The data Block Start

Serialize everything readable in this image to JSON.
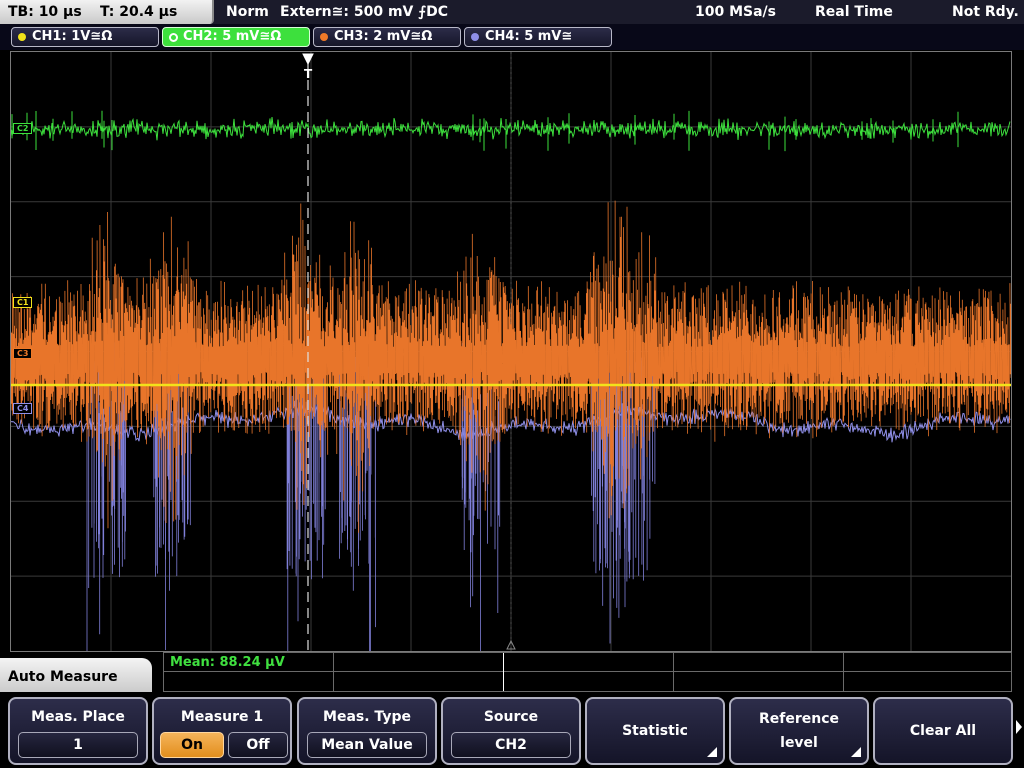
{
  "status": {
    "timebase": "TB: 10 µs",
    "trigger_pos": "T: 20.4 µs",
    "mode": "Norm",
    "trigger_source": "Extern≅: 500 mV ⨍DC",
    "sample_rate": "100 MSa/s",
    "acq_mode": "Real Time",
    "ready_state": "Not Rdy."
  },
  "channels": [
    {
      "label": "CH1: 1V≅Ω",
      "color": "#f2e21a"
    },
    {
      "label": "CH2: 5 mV≅Ω",
      "color": "#3de03d"
    },
    {
      "label": "CH3: 2 mV≅Ω",
      "color": "#f07a28"
    },
    {
      "label": "CH4: 5 mV≅",
      "color": "#8f8fe8"
    }
  ],
  "markers": {
    "ch2": "C2",
    "ch1": "C1",
    "ch3": "C3",
    "ch4": "C4"
  },
  "trigger_marker": "T",
  "measurement": {
    "mean_text": "Mean: 88.24 µV"
  },
  "menu": {
    "title": "Auto Measure",
    "meas_place": {
      "label": "Meas. Place",
      "value": "1"
    },
    "measure1": {
      "label": "Measure 1",
      "on": "On",
      "off": "Off",
      "state": "on"
    },
    "meas_type": {
      "label": "Meas. Type",
      "value": "Mean Value"
    },
    "source": {
      "label": "Source",
      "value": "CH2"
    },
    "statistic": {
      "label": "Statistic"
    },
    "reference": {
      "label_line1": "Reference",
      "label_line2": "level"
    },
    "clear_all": {
      "label": "Clear All"
    }
  },
  "icons": [
    "trigger-marker-icon",
    "submenu-arrow-icon",
    "channel-dot-icon",
    "ground-marker-icon"
  ]
}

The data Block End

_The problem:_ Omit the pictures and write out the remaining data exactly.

_Finished exercise:_
Serialize everything readable in this image to JSON.
{
  "status": {
    "timebase": "TB: 10 µs",
    "trigger_pos": "T: 20.4 µs",
    "mode": "Norm",
    "trigger_source": "Extern≅: 500 mV ⨍DC",
    "sample_rate": "100 MSa/s",
    "acq_mode": "Real Time",
    "ready_state": "Not Rdy."
  },
  "channels": [
    {
      "label": "CH1: 1V≅Ω",
      "color": "#f2e21a"
    },
    {
      "label": "CH2: 5 mV≅Ω",
      "color": "#3de03d"
    },
    {
      "label": "CH3: 2 mV≅Ω",
      "color": "#f07a28"
    },
    {
      "label": "CH4: 5 mV≅",
      "color": "#8f8fe8"
    }
  ],
  "markers": {
    "ch2": "C2",
    "ch1": "C1",
    "ch3": "C3",
    "ch4": "C4"
  },
  "trigger_marker": "T",
  "measurement": {
    "mean_text": "Mean: 88.24 µV"
  },
  "menu": {
    "title": "Auto Measure",
    "meas_place": {
      "label": "Meas. Place",
      "value": "1"
    },
    "measure1": {
      "label": "Measure 1",
      "on": "On",
      "off": "Off",
      "state": "on"
    },
    "meas_type": {
      "label": "Meas. Type",
      "value": "Mean Value"
    },
    "source": {
      "label": "Source",
      "value": "CH2"
    },
    "statistic": {
      "label": "Statistic"
    },
    "reference": {
      "label_line1": "Reference",
      "label_line2": "level"
    },
    "clear_all": {
      "label": "Clear All"
    }
  },
  "icons": [
    "trigger-marker-icon",
    "submenu-arrow-icon",
    "channel-dot-icon",
    "ground-marker-icon"
  ]
}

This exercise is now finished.